Urban speaks to this experience as well, asserting that, “Every time I realize and exercise my agency to be visible, I am naming that I deserve to be here, and I speak into existence a group of people who are often made to be or feel invisible.”
we refuse to fade away.
Indeed, there is nothing more brave nor transformative in the face of anti-trans discrimination than a refusal to be erased. Though lawmakers have tried to legislate against our freedom to use the bathroom that aligns with our identity, we have demanded our right to be in those spaces and kept on peeing. Though hospitals have routinely refused to list trans masculine and non-binary folx who have given birth as the “father” on a birth certificate, these folx have demanded policy change while continuing to create new life.
Our visibility in the face of erasure fans the flames of our revolution. As our fire continues to spread, new generations of transgender people come alive before our eyes and new generations of allies are born.
Jeffrey Guillermo has noticed this in action. “Seeing TGNC representation gives me the encouragement to make my presence known and understood,” he remarks. Meeting and connecting with other out trans folx, Jeff continues, “helped me become less insecure about being trans and what it meant.” As Guillermo began to share his story, he noticed a remarkable transformation among cisgender folks in his life. “I impacted them by introducing them to someone who didn’t fit their gender norms. Their empathy and open-mindedness increased after knowing me,” he proudly proclaims.
This is often the natural impact of knowing an out, proud, visible transgender person.
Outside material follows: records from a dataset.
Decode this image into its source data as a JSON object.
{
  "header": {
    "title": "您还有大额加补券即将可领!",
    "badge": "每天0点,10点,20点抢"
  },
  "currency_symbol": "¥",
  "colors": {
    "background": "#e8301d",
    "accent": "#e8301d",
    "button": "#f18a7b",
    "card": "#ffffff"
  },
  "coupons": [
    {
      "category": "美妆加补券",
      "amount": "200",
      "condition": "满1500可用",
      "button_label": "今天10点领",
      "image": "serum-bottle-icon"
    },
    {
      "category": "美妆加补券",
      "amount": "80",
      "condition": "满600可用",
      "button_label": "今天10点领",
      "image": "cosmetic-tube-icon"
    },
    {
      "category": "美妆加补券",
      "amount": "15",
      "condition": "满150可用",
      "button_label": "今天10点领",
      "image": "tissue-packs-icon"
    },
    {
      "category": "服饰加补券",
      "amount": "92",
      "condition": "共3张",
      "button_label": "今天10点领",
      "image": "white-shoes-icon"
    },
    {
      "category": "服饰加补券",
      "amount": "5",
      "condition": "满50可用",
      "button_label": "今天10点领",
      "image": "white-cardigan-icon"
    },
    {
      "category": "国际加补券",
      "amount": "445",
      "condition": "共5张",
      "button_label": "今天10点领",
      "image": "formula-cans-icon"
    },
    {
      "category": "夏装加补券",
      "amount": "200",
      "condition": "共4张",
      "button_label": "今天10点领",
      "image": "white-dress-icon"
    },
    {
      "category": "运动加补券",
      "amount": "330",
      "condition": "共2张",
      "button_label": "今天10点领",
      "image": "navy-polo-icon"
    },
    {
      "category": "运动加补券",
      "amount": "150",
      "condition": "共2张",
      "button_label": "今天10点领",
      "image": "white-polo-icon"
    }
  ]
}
It is unfortunately easy and common to ignore the experiences of a marginalized community without regularly interacting with a representative of that group. It is much more difficult to do so after coming to care about someone who is a part of that community, especially when that individual is outspoken about their experiences.
As the TGNC community grows and becomes increasingly outspoken and visible, our influence will continue to spread beyond the parameters of our own community; the louder and more visible we are, the harder we are to ignore. “I want people who are not trans or gender non-conforming to need to reckon with their feelings about TGNC folks,” explains Urban. “My hope is that my visibility pushes this forward.”
Edwards agrees wholeheartedly, commenting that, “The ‘chutzpah’ it takes to be out has taught me how to effectively stand up for myself and show others how to make a kinder, gentler, and more understanding world.”
That is the dream; that through our continued visibility, through our adamant refusal to be erased, ignored, swept aside or forgotten, society will be forced to reckon with their feelings about our community. As they continue to see us thrive, I hope that cis folks develop greater compassion and learn how to be better allies. As empathy and understanding spread, I hope that young trans and gender non-conforming people will no longer have to worry that coming out will force them to compromise their dreams.
I hope that we one day won’t even need a Transgender Day of Visibility — that instead, TGNC folx feel empowered to be proudly visible every day of the year without fear of discrimination, rejection, harassment, denial, fetishization, gatekeeping, nor erasure. I long for the day that we can just be ourselves — our powerful, inspiring, courageous, out, proud, visible, unapologetically trans and gender non-conforming selves.
When that day comes, maybe this blog won’t be necessary anymore (Goodness, how would I spend all my free time?!) Until then, we continue to fight.
Happy TDOV, everyone.
To a transer future,